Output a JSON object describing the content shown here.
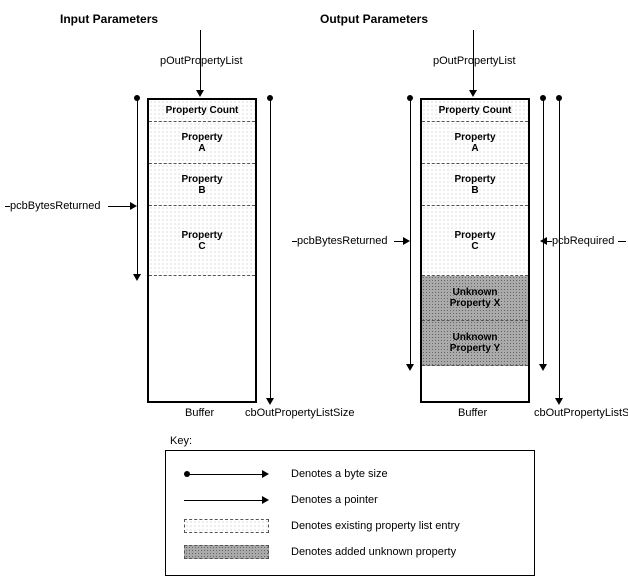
{
  "titles": {
    "input": "Input Parameters",
    "output": "Output Parameters"
  },
  "pointer_label": "pOutPropertyList",
  "segments": {
    "count": "Property Count",
    "a_1": "Property",
    "a_2": "A",
    "b_1": "Property",
    "b_2": "B",
    "c_1": "Property",
    "c_2": "C",
    "ux_1": "Unknown",
    "ux_2": "Property X",
    "uy_1": "Unknown",
    "uy_2": "Property Y"
  },
  "labels": {
    "buffer": "Buffer",
    "cb_out": "cbOutPropertyListSize",
    "pcb_returned": "pcbBytesReturned",
    "pcb_required": "pcbRequired"
  },
  "key": {
    "title": "Key:",
    "byte_size": "Denotes a byte size",
    "pointer": "Denotes a pointer",
    "existing": "Denotes existing property list entry",
    "unknown": "Denotes added unknown property"
  }
}
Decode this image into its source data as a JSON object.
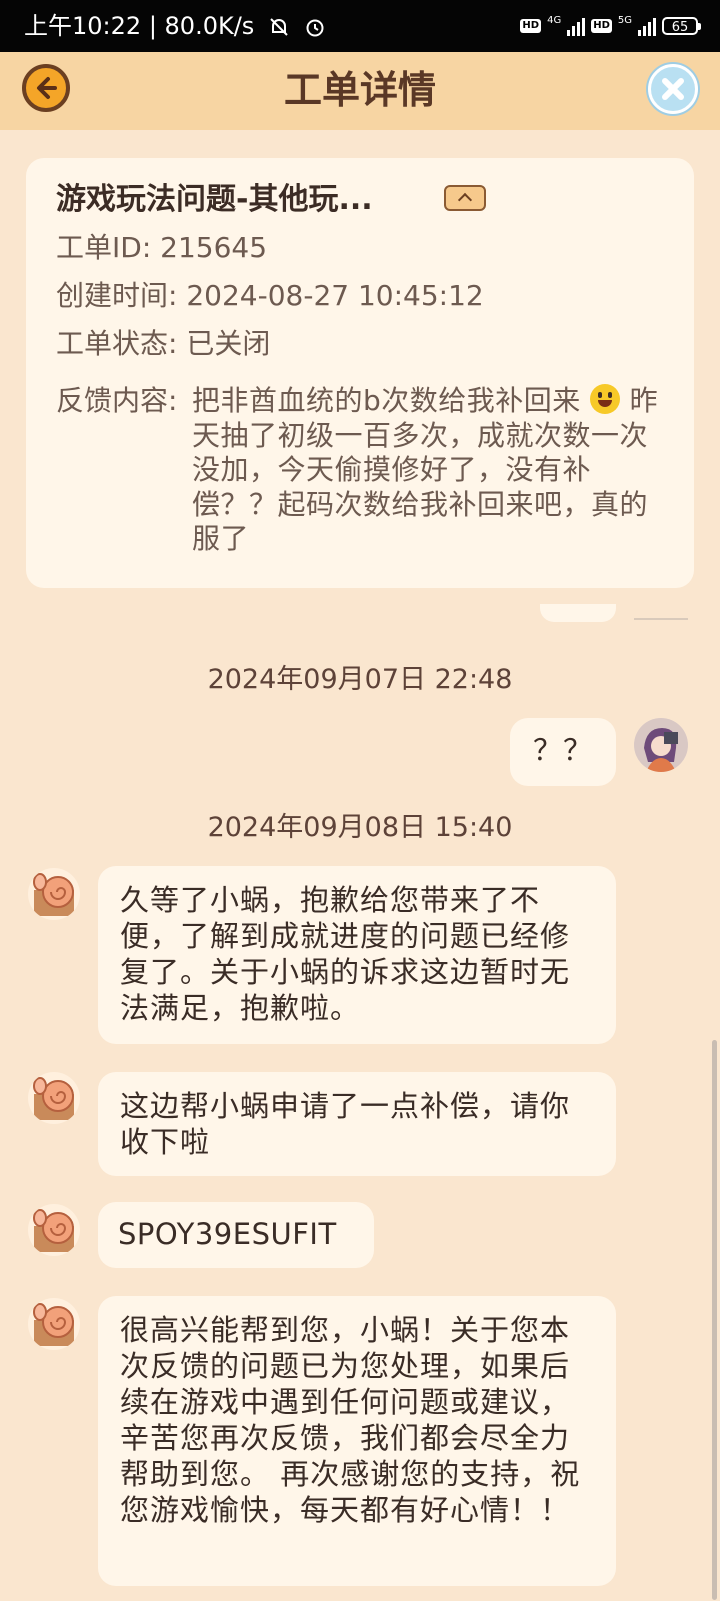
{
  "status_bar": {
    "time": "上午10:22",
    "net_speed": "80.0K/s",
    "hd1": "HD",
    "net1": "4G",
    "hd2": "HD",
    "net2": "5G",
    "battery": "65"
  },
  "header": {
    "title": "工单详情",
    "back_icon": "back-arrow-icon",
    "close_icon": "close-x-icon"
  },
  "ticket": {
    "title": "游戏玩法问题-其他玩...",
    "id_label": "工单ID:",
    "id_value": "215645",
    "created_label": "创建时间:",
    "created_value": "2024-08-27 10:45:12",
    "status_label": "工单状态:",
    "status_value": "已关闭",
    "feedback_label": "反馈内容:",
    "feedback_part1": "把非酋血统的b次数给我补回来",
    "feedback_part2": " 昨天抽了初级一百多次，成就次数一次没加，今天偷摸修好了，没有补偿？？起码次数给我补回来吧，真的服了"
  },
  "chat": {
    "timestamp1": "2024年09月07日 22:48",
    "user_msg": "？？",
    "timestamp2": "2024年09月08日 15:40",
    "support_msgs": [
      "久等了小蜗，抱歉给您带来了不便，了解到成就进度的问题已经修复了。关于小蜗的诉求这边暂时无法满足，抱歉啦。",
      "这边帮小蜗申请了一点补偿，请你收下啦",
      "SPOY39ESUFIT",
      "很高兴能帮到您，小蜗！关于您本次反馈的问题已为您处理，如果后续在游戏中遇到任何问题或建议，辛苦您再次反馈，我们都会尽全力帮助到您。 再次感谢您的支持，祝您游戏愉快，每天都有好心情！！"
    ]
  },
  "colors": {
    "page_bg": "#fae6cf",
    "header_bg": "#f7d5a3",
    "card_bg": "#fff6e9",
    "title_text": "#5a3826"
  }
}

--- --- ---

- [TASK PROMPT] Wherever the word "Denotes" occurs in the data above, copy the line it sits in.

- [TASK ANSWER]
    "byte_size": "Denotes a byte size",
    "pointer": "Denotes a pointer",
    "existing": "Denotes existing property list entry",
    "unknown": "Denotes added unknown property"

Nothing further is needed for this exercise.